One minute, production meetings at Backyard Renaissance Theatre Company were proceeding as normal. The cast and crew for the Richard Greenberg drama The Dazzle were ready to go. Then the coronavirus hit, and California went into lockdown. If the show were to go on, it would have to be online.
The play’s licensor, Dramatist’s Play Service, gave them permission to film a performance for limited-time access. Executive director Jessica John and artistic director Francis Gerke (also two of the play’s actors, along with Tom Zohar) worked with local videographer Stand Up 8 Productions to modify their Tenth Avenue Arts Center set so each of them could maintain proper social distance.
Rehearsing over Zoom was a new challenge, since The Dazzle’s dialogue is fast paced and frequently overlaps. So they secured a warehouse space for three days where, from opposite ends of the room, they could freely talk over one another and work out the physical blocking.
Equipment setup had to be done in shifts. Project manager Anna Younce recalls, “The film crew was there for spacing, but the designers weren’t. Then the designers were there for tech, but the film crew wasn’t. The first time everybody saw it come together was on day one of filming.”
Each actor having a buffer zone worked out, since The Dazzle “literally is a play about isolation,” John says, “about people who can’t connect, who are separated within the same house.” For actions that required them to touch, a narrator character (producing director Anthony Methvin) announced stage directions from the empty seats.
Despite these unique obstacles, The Dazzle received so much interest on its sole weekend run that it was granted an extension for a second. The final product was cut together with an editor’s attention to timing and point of view, while retaining its theatricality.
Younce says this point was crucial to director Rosina Reynolds: “She was like, ‘I don’t want it to feel like a film. Even though we don’t have an audience, we still need to respect the form.’ She really wanted to see everything empty, that everyone’s got their own space on stage—and that this room is feeling the same thing the world is feeling right now.”
At the same time up in Solana Beach, North Coast Repertory Theatre was facing a similar dilemma with the Eric Pfeffinger comedy Human Error, when the lockdown stranded one of the five actors, Terrell Donnell Sledge, in Alabama. “I auditioned and submitted a tape,” he says, “but then didn’t get to meet anyone in person at all.”
The company decided to record the play in Zoom. Luckily, stage manager Aaron Rumley had video editing experience. “The trick was to make it visually interesting,” he says; “more fun than a standard Brady Bunch box.”
So instead of squares, director Jane Page had the idea to vignette the actors against a scenic backdrop. “I had these very vivid dreams about slating locations with postcards,” she says, “contextualizing like a matte on framed artwork.”
North Coast had two weeks each to rehearse, shoot, and edit. One difficult aspect was maintaining eye lines. “We have to know exactly how the actors are going to be framed in post-production to figure out which way they look,” Page says. Some moments called for looking “at” one another; other times they could simply face their camera, and it was clear through context whom they were speaking to.
The dedication everyone put into the project paid off.

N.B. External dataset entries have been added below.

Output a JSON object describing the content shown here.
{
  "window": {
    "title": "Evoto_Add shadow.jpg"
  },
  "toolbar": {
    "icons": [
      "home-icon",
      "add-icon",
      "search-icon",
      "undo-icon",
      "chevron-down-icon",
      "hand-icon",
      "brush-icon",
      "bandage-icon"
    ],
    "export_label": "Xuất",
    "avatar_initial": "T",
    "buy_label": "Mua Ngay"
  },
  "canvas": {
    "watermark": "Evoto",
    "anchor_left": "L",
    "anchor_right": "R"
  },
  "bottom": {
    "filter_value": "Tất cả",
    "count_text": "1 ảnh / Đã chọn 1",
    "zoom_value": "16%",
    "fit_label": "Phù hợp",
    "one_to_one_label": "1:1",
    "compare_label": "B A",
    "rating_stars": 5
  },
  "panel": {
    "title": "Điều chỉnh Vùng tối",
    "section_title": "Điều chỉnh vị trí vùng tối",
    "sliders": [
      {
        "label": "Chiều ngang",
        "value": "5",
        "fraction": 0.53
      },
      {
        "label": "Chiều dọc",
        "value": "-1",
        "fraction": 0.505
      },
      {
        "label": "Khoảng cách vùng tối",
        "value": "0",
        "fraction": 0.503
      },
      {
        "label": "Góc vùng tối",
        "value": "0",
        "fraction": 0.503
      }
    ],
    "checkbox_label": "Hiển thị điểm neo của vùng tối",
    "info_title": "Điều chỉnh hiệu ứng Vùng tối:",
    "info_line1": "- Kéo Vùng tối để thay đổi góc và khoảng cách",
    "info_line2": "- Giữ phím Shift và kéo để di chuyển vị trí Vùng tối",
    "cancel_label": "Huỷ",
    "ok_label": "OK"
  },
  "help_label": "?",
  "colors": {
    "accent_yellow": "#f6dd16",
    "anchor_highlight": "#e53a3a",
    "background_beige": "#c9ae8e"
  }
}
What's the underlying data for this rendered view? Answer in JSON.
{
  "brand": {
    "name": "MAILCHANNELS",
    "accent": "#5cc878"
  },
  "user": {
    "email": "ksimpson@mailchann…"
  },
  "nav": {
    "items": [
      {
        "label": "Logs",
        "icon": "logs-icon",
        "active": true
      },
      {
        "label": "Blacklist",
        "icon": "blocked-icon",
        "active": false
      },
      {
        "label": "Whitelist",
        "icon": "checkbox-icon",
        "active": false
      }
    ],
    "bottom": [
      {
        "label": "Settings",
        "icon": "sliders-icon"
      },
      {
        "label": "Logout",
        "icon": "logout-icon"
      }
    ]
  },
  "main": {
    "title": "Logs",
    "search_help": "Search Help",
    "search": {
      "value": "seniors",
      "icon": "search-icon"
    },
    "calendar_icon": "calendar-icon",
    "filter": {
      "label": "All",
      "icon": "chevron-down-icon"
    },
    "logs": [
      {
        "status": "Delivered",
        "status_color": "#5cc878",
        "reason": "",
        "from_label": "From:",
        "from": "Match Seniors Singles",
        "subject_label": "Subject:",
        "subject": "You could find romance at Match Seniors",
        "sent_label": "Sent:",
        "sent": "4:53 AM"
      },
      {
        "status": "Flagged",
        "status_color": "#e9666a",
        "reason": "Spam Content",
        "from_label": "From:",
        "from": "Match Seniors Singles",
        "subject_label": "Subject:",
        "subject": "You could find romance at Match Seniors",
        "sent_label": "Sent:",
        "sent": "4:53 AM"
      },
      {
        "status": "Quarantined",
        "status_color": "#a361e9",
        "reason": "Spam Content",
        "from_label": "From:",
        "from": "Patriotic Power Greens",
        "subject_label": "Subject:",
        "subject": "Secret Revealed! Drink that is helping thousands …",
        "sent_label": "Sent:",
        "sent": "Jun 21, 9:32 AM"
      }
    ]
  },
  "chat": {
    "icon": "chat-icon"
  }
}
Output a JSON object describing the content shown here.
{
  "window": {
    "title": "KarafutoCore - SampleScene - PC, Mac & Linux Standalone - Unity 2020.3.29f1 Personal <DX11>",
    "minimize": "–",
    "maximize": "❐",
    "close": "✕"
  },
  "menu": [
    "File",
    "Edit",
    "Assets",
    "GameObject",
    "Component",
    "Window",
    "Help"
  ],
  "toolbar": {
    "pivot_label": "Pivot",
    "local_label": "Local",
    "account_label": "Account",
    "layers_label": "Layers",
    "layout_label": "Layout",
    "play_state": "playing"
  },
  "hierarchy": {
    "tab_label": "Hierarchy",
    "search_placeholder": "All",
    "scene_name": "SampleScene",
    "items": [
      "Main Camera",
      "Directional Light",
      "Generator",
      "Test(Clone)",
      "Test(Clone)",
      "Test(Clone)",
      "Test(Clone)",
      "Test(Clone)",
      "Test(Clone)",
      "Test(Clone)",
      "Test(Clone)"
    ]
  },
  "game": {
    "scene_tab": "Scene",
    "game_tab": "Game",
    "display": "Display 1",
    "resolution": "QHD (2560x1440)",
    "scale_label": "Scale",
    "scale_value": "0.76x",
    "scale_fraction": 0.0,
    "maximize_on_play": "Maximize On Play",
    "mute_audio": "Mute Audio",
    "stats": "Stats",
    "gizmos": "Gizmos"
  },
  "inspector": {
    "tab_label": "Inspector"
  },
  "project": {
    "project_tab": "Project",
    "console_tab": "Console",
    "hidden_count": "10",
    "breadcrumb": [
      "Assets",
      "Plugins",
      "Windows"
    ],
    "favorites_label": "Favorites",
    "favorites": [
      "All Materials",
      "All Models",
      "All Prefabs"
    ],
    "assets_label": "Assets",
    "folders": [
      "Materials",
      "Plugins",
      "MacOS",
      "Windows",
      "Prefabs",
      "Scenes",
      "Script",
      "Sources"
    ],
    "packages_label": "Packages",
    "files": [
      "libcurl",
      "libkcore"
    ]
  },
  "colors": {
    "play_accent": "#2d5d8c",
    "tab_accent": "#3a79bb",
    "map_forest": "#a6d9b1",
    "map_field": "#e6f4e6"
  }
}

As a viewer, you stopped noticing the newness of the format after a while because you were invested in the characters and their story—just like with any good play.
San Diego Repertory Theatre put its own spin on the medium with a reprise of Herbert Siguenza’s audience-participation show as Beachtown Live. For nine weekly sessions, the fictional SoCal city’s leaders convened to discuss real-world events, first in a comedic scripted opening, then an improv section when viewers (aka “fellow Beachtonians”) could speak their mind.
Actor Sandra Ruiz says it was one of the scariest things she’s ever done. “The first time we did the breakout rooms, all I could see was someone eating. They don’t want to talk right now!” But she’s glad she stepped out of her comfort zone. “When you talk to the audience afterward, everybody’s really grateful, because they miss theater too.”
When asked if they see potential in further online theater projects, the professional opinions are mixed. Younce hopes people see the medium more as a challenge than a restriction: “There may not be as many ways to make existing theater work in this way, but then that’s an invitation to create new things.”
Sledge enjoyed the experience. “It’s still performance. There are a lot of ways to do it. You can trust that if you are in the experience of telling the story, you will also discover the best ways to tell it.”
But for Ruiz, there’s ultimately no replacing the real deal: “It has been a great experience, but I honestly can’t wait to go back to doing live theater.”
What everyone seems to share is a sense of yearning for the aspects of their craft that are lost in translation. “It’s so magical to be in an audience on that day when something unbelievable happens,” Reynolds says. “Actors know if they go looking for that the next day they won’t find it. If you’re lucky enough to be there, you’ll remember it forever.”
Likewise, Gerke identifies the live group setting as essential. “In an audience, we recognize implicitly that everything we’re about to see is fake. And somehow, we get to the end and all believe what’s happening. It’s one of the few endeavors where we experience whatever the hell faith is. When you’re all hooked into watching the same thing—I don’t think anyone can recapture that.” He pauses a moment, sighs, and adds, “Yeah. Let’s get a vaccine.”